## Study material
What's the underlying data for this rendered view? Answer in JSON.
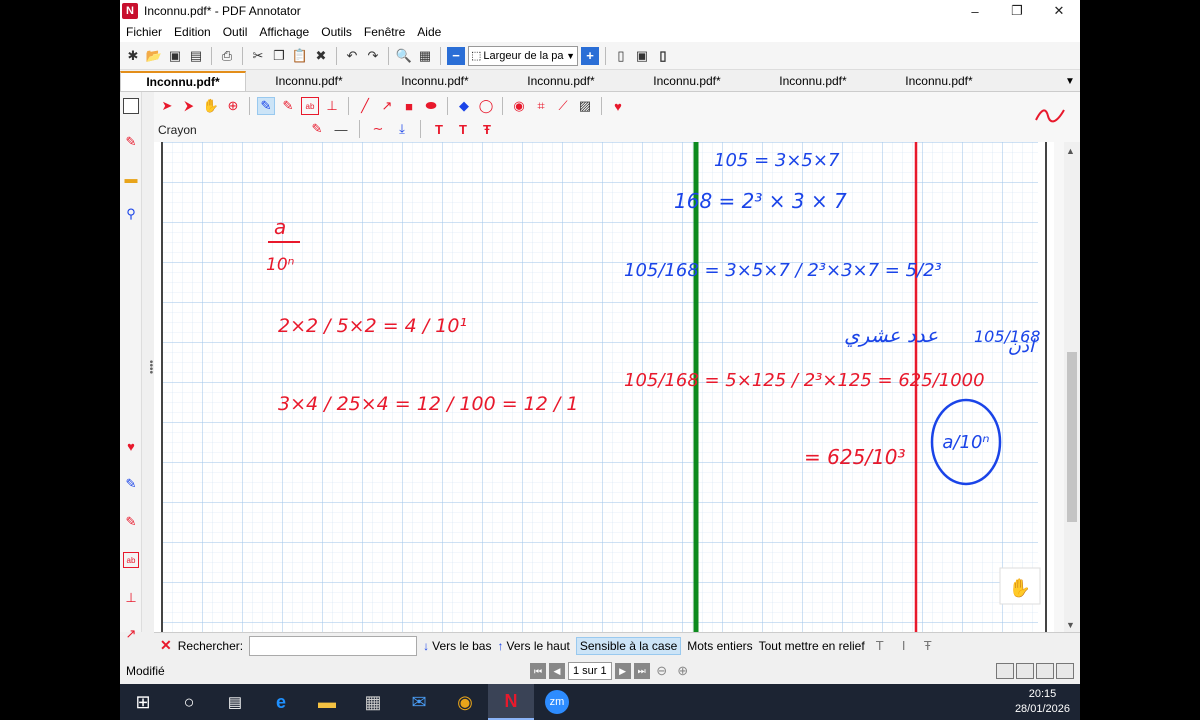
{
  "window": {
    "title": "Inconnu.pdf* - PDF Annotator",
    "minimize": "–",
    "restore": "❐",
    "close": "✕"
  },
  "menu": [
    "Fichier",
    "Edition",
    "Outil",
    "Affichage",
    "Outils",
    "Fenêtre",
    "Aide"
  ],
  "toolbar": {
    "zoom_value": "Largeur de la pa"
  },
  "tabs": [
    "Inconnu.pdf*",
    "Inconnu.pdf*",
    "Inconnu.pdf*",
    "Inconnu.pdf*",
    "Inconnu.pdf*",
    "Inconnu.pdf*",
    "Inconnu.pdf*"
  ],
  "annotation_toolbar": {
    "current_tool": "Crayon"
  },
  "handwriting": {
    "left": {
      "frac1_num": "a",
      "frac1_den": "10ⁿ",
      "eq1": "2×2 / 5×2 = 4 / 10¹",
      "eq2": "3×4 / 25×4 = 12 / 100 = 12 / 1"
    },
    "right": {
      "top_partial": "105 = 3×5×7",
      "line1": "168 = 2³ × 3 × 7",
      "line2": "105/168 = 3×5×7 / 2³×3×7 = 5/2³",
      "arabic": "عدد عشري",
      "arabic2": "اذن",
      "side_frac": "105/168",
      "line3": "105/168 = 5×125 / 2³×125 = 625/1000",
      "line4": "= 625/10³",
      "circled": "a/10ⁿ"
    }
  },
  "search": {
    "label": "Rechercher:",
    "down": "Vers le bas",
    "up": "Vers le haut",
    "case": "Sensible à la case",
    "whole_words": "Mots entiers",
    "highlight_all": "Tout mettre en relief"
  },
  "status": {
    "text": "Modifié",
    "page": "1 sur 1"
  },
  "clock": {
    "time": "20:15",
    "date": "28/01/2026"
  },
  "colors": {
    "grid": "#9ec3e8",
    "red_ink": "#e8192c",
    "blue_ink": "#1a44e8",
    "green_line": "#0d8a1e"
  }
}
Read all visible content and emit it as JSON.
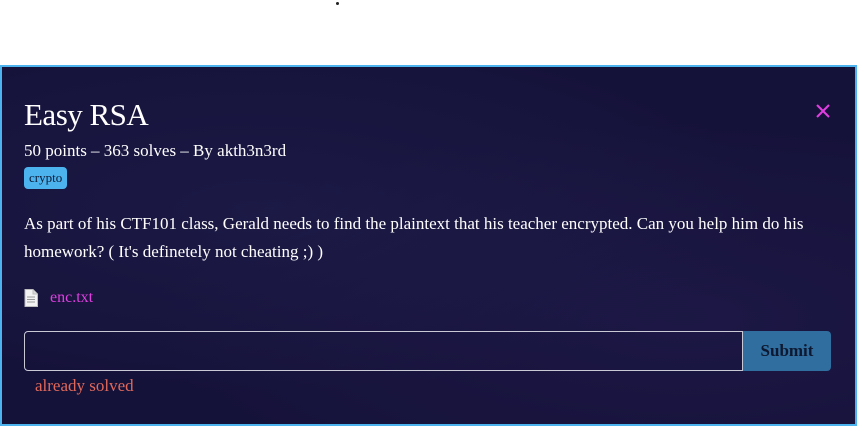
{
  "challenge": {
    "title": "Easy RSA",
    "subtitle": "50 points – 363 solves – By akth3n3rd",
    "tag": "crypto",
    "description": "As part of his CTF101 class, Gerald needs to find the plaintext that his teacher encrypted. Can you help him do his homework? ( It's definetely not cheating ;) )",
    "file": {
      "name": "enc.txt",
      "icon": "file-icon"
    }
  },
  "form": {
    "input_value": "",
    "submit_label": "Submit",
    "status_text": "already solved"
  },
  "colors": {
    "background": "#15123a",
    "border": "#4db3ef",
    "tag_bg": "#4db3ef",
    "close": "#e03ee0",
    "link": "#e03ee0",
    "submit_bg": "#2f6e9e",
    "status": "#e0685a"
  }
}
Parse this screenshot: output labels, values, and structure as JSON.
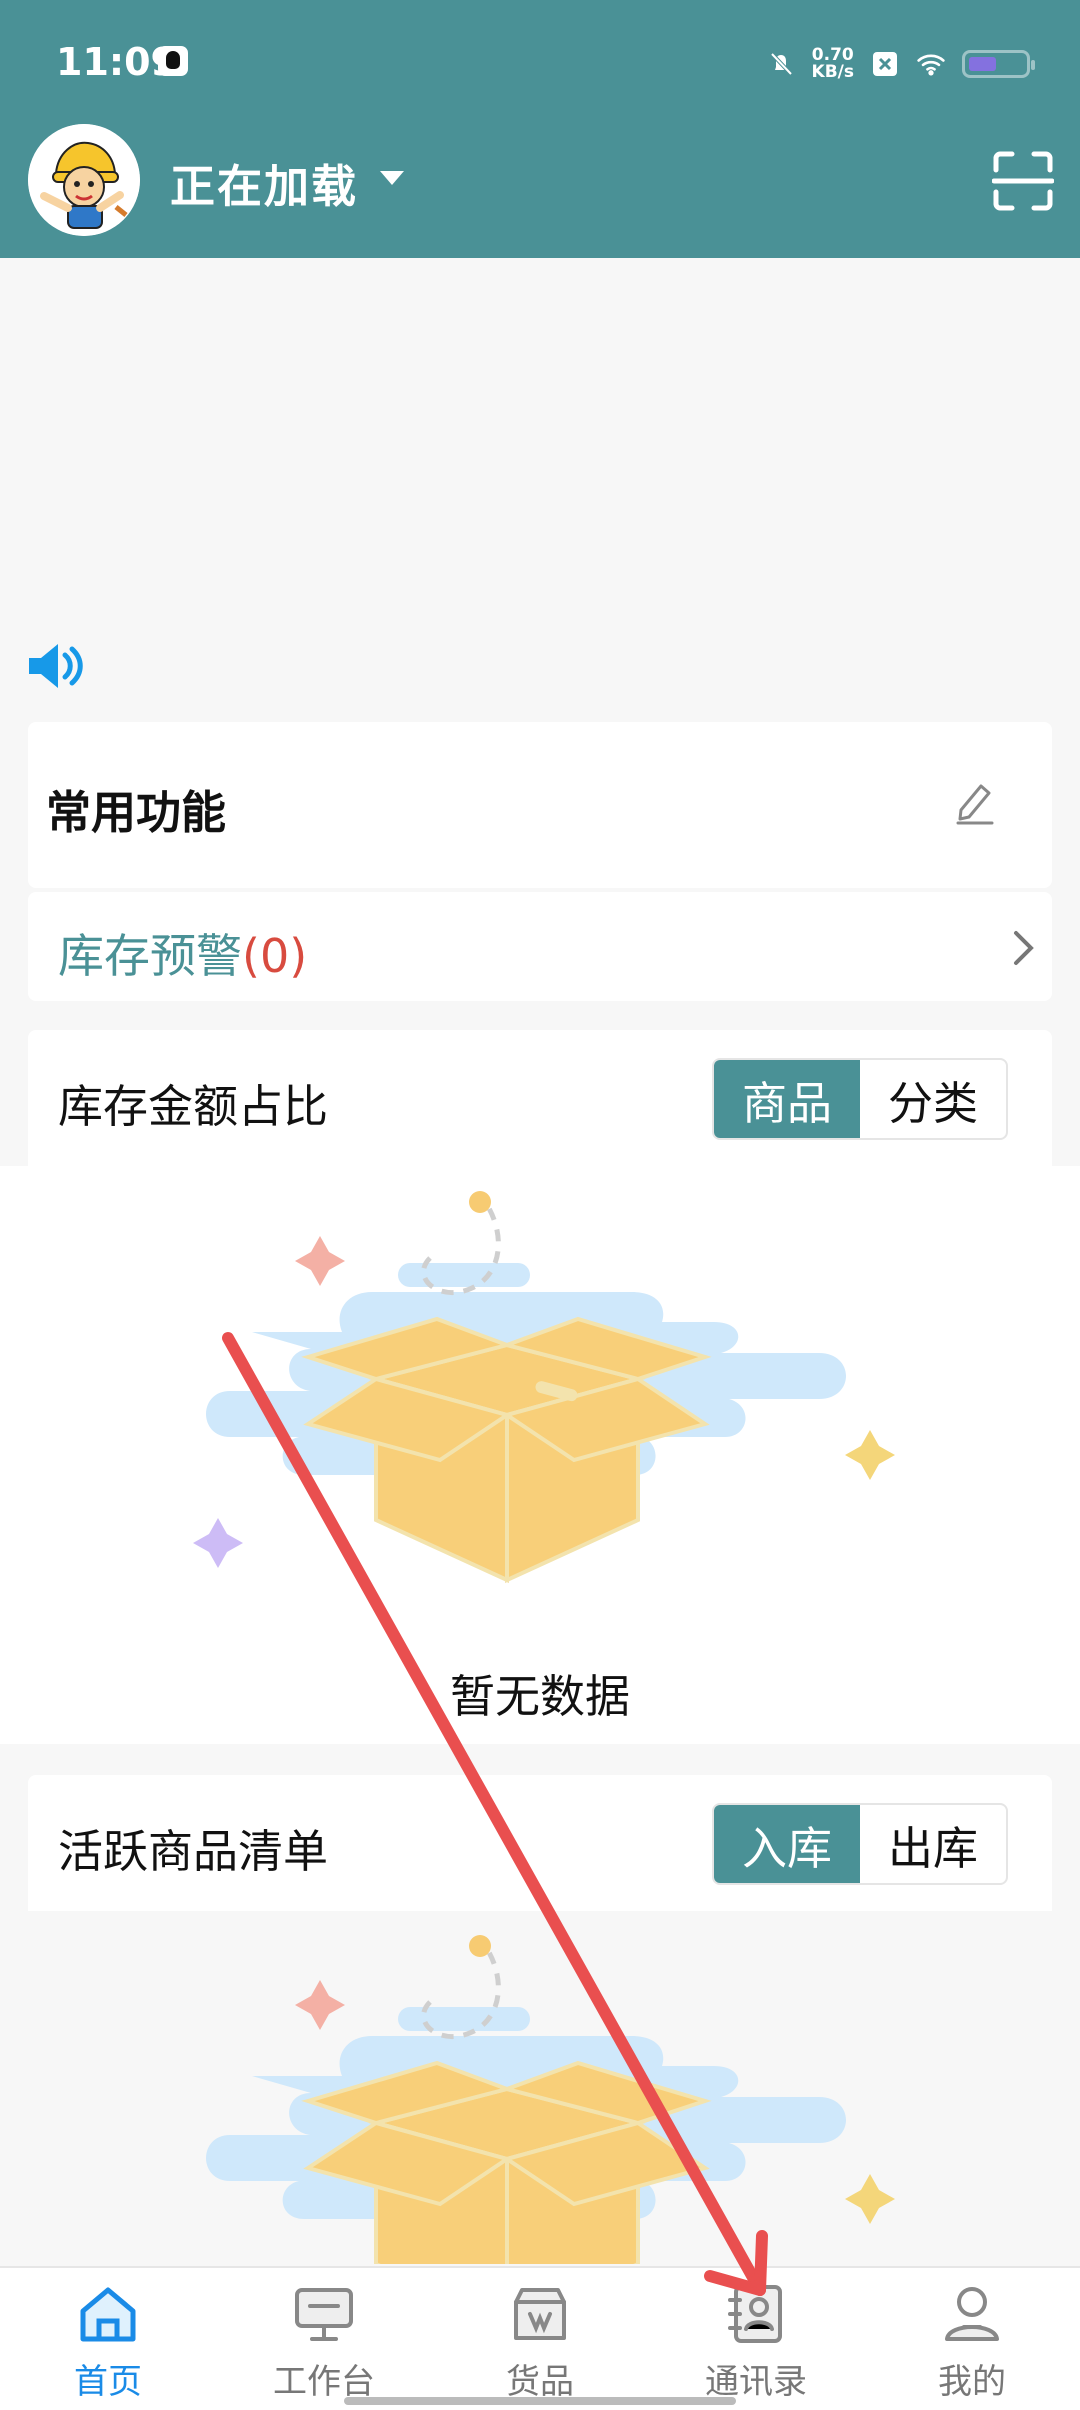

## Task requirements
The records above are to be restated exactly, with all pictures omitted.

## Result of the exercise
What's the underlying data for this rendered view? Answer in JSON.
{
  "window": {
    "title": "Inconnu.pdf* - PDF Annotator",
    "minimize": "–",
    "restore": "❐",
    "close": "✕"
  },
  "menu": [
    "Fichier",
    "Edition",
    "Outil",
    "Affichage",
    "Outils",
    "Fenêtre",
    "Aide"
  ],
  "toolbar": {
    "zoom_value": "Largeur de la pa"
  },
  "tabs": [
    "Inconnu.pdf*",
    "Inconnu.pdf*",
    "Inconnu.pdf*",
    "Inconnu.pdf*",
    "Inconnu.pdf*",
    "Inconnu.pdf*",
    "Inconnu.pdf*"
  ],
  "annotation_toolbar": {
    "current_tool": "Crayon"
  },
  "handwriting": {
    "left": {
      "frac1_num": "a",
      "frac1_den": "10ⁿ",
      "eq1": "2×2 / 5×2 = 4 / 10¹",
      "eq2": "3×4 / 25×4 = 12 / 100 = 12 / 1"
    },
    "right": {
      "top_partial": "105 = 3×5×7",
      "line1": "168 = 2³ × 3 × 7",
      "line2": "105/168 = 3×5×7 / 2³×3×7 = 5/2³",
      "arabic": "عدد عشري",
      "arabic2": "اذن",
      "side_frac": "105/168",
      "line3": "105/168 = 5×125 / 2³×125 = 625/1000",
      "line4": "= 625/10³",
      "circled": "a/10ⁿ"
    }
  },
  "search": {
    "label": "Rechercher:",
    "down": "Vers le bas",
    "up": "Vers le haut",
    "case": "Sensible à la case",
    "whole_words": "Mots entiers",
    "highlight_all": "Tout mettre en relief"
  },
  "status": {
    "text": "Modifié",
    "page": "1 sur 1"
  },
  "clock": {
    "time": "20:15",
    "date": "28/01/2026"
  },
  "colors": {
    "grid": "#9ec3e8",
    "red_ink": "#e8192c",
    "blue_ink": "#1a44e8",
    "green_line": "#0d8a1e"
  }
}
Read all visible content and emit it as JSON.
{
  "challenge": {
    "title": "Easy RSA",
    "subtitle": "50 points – 363 solves – By akth3n3rd",
    "tag": "crypto",
    "description": "As part of his CTF101 class, Gerald needs to find the plaintext that his teacher encrypted. Can you help him do his homework? ( It's definetely not cheating ;) )",
    "file": {
      "name": "enc.txt",
      "icon": "file-icon"
    }
  },
  "form": {
    "input_value": "",
    "submit_label": "Submit",
    "status_text": "already solved"
  },
  "colors": {
    "background": "#15123a",
    "border": "#4db3ef",
    "tag_bg": "#4db3ef",
    "close": "#e03ee0",
    "link": "#e03ee0",
    "submit_bg": "#2f6e9e",
    "status": "#e0685a"
  }
}
Parse this screenshot: output labels, values, and structure as JSON.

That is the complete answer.